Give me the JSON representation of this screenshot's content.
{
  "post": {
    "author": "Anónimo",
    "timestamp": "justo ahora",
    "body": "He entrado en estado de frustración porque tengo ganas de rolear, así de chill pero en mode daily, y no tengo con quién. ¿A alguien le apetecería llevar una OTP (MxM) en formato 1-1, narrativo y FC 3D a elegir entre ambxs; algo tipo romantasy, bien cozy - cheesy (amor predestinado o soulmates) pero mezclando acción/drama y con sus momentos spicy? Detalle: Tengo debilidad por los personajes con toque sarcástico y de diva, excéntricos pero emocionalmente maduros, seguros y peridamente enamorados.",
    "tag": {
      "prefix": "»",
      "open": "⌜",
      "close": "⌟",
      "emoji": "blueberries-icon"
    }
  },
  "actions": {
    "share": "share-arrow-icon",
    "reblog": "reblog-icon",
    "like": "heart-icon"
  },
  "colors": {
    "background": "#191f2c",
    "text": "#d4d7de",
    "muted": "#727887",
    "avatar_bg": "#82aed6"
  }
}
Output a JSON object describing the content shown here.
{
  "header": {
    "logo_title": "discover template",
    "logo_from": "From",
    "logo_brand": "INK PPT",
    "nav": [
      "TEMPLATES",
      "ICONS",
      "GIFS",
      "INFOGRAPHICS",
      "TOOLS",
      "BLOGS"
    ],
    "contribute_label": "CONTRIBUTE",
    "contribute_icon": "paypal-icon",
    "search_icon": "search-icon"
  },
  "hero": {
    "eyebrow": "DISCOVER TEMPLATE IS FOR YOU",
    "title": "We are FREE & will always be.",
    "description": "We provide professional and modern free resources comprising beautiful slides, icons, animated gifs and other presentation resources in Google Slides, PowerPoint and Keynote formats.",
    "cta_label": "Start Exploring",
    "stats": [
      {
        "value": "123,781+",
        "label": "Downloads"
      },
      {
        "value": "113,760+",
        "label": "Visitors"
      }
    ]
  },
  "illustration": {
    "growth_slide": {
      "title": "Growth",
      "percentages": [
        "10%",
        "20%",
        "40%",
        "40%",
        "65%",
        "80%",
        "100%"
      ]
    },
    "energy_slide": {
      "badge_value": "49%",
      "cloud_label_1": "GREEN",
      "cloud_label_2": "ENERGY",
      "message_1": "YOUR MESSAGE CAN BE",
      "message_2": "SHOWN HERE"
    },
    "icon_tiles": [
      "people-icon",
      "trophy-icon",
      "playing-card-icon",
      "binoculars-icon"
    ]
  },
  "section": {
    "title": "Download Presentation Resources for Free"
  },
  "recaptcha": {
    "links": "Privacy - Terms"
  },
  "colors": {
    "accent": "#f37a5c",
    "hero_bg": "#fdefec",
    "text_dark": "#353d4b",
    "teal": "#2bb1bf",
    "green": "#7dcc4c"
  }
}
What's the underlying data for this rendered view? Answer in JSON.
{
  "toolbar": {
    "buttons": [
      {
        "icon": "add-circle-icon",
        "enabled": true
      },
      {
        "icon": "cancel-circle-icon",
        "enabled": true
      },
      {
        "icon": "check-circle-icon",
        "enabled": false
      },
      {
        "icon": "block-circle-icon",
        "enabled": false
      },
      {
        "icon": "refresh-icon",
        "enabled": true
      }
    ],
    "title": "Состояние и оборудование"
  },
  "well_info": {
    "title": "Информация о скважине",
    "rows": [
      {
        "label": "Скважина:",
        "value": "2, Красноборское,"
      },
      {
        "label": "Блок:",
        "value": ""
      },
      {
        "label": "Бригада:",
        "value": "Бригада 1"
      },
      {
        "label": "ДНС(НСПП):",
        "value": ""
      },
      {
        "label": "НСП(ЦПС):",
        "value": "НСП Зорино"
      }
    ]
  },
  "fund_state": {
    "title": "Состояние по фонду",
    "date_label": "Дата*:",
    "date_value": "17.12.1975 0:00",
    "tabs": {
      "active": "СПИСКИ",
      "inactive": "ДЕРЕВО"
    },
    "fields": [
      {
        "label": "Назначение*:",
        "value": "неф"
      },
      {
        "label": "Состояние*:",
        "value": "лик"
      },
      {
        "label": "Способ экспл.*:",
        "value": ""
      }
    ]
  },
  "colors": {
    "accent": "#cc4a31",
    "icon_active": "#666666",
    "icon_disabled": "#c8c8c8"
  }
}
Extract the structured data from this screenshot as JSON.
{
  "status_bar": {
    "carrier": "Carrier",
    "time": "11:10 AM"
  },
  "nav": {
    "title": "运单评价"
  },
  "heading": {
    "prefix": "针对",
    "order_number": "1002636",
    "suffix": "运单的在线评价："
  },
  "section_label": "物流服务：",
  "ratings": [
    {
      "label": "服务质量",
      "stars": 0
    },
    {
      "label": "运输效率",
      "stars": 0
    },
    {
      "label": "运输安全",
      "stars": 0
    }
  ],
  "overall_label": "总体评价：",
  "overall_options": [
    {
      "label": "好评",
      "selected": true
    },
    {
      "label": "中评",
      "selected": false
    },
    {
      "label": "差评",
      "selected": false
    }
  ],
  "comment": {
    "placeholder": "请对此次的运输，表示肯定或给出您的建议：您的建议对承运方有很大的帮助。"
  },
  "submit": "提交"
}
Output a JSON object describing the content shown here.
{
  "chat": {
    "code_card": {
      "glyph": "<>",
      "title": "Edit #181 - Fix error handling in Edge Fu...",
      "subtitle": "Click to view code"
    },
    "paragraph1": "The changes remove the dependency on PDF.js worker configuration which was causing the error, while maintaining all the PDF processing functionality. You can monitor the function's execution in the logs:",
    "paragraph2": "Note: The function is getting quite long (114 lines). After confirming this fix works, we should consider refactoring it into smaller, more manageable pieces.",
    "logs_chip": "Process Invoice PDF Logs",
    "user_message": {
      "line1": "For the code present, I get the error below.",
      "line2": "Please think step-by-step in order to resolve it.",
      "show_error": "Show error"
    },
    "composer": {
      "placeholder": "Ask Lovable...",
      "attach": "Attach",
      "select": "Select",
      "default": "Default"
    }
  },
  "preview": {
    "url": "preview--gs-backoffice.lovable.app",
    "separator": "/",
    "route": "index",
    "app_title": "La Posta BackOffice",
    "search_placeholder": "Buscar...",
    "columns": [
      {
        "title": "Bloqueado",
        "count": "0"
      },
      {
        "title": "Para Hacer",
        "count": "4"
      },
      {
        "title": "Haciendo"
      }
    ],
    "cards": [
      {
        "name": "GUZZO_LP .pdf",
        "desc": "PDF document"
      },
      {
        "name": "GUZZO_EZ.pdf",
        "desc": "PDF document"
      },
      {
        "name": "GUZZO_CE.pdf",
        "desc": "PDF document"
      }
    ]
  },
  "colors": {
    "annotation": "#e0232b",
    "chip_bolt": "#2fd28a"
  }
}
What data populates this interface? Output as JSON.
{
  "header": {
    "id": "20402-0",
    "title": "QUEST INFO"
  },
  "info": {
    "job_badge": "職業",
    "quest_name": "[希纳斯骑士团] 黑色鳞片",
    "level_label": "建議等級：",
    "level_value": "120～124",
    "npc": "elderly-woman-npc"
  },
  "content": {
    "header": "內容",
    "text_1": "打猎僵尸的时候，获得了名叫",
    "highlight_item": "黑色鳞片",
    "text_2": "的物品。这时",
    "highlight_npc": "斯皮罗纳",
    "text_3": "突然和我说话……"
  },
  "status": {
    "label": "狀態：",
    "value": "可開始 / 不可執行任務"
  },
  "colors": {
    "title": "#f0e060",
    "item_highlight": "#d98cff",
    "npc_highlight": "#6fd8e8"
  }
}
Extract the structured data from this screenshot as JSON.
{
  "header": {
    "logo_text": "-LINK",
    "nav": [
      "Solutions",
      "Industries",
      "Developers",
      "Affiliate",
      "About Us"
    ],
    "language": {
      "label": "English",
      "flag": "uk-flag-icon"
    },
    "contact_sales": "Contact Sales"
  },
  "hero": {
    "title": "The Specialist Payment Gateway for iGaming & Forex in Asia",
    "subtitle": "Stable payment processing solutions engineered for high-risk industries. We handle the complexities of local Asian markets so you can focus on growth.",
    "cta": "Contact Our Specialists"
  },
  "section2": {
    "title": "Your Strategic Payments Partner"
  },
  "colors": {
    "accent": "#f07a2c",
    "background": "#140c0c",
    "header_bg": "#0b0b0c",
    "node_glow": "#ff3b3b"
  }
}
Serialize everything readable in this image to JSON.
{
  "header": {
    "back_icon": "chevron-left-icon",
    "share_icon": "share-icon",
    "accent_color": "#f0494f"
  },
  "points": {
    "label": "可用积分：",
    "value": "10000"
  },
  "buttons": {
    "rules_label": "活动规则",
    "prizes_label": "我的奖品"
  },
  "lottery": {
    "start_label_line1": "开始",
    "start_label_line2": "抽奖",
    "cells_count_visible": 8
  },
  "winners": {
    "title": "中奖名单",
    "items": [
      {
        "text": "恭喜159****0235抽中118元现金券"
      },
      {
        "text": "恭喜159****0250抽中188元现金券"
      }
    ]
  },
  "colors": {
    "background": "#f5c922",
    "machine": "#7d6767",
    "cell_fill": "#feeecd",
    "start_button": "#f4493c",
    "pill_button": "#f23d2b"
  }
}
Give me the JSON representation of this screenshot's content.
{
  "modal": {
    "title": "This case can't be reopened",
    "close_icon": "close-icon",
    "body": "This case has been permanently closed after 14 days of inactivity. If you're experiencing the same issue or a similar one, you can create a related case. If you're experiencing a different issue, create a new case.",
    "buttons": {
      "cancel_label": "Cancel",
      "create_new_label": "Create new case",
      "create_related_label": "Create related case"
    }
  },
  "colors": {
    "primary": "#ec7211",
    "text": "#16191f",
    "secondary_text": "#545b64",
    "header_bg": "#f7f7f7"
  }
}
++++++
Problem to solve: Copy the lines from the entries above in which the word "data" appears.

Response to the task:
What's the underlying data for this rendered view? Answer in JSON.
Extract the structured data from this screenshot as JSON.
What data populates this interface? Output as JSON.
Extract the structured data from this screenshot as JSON.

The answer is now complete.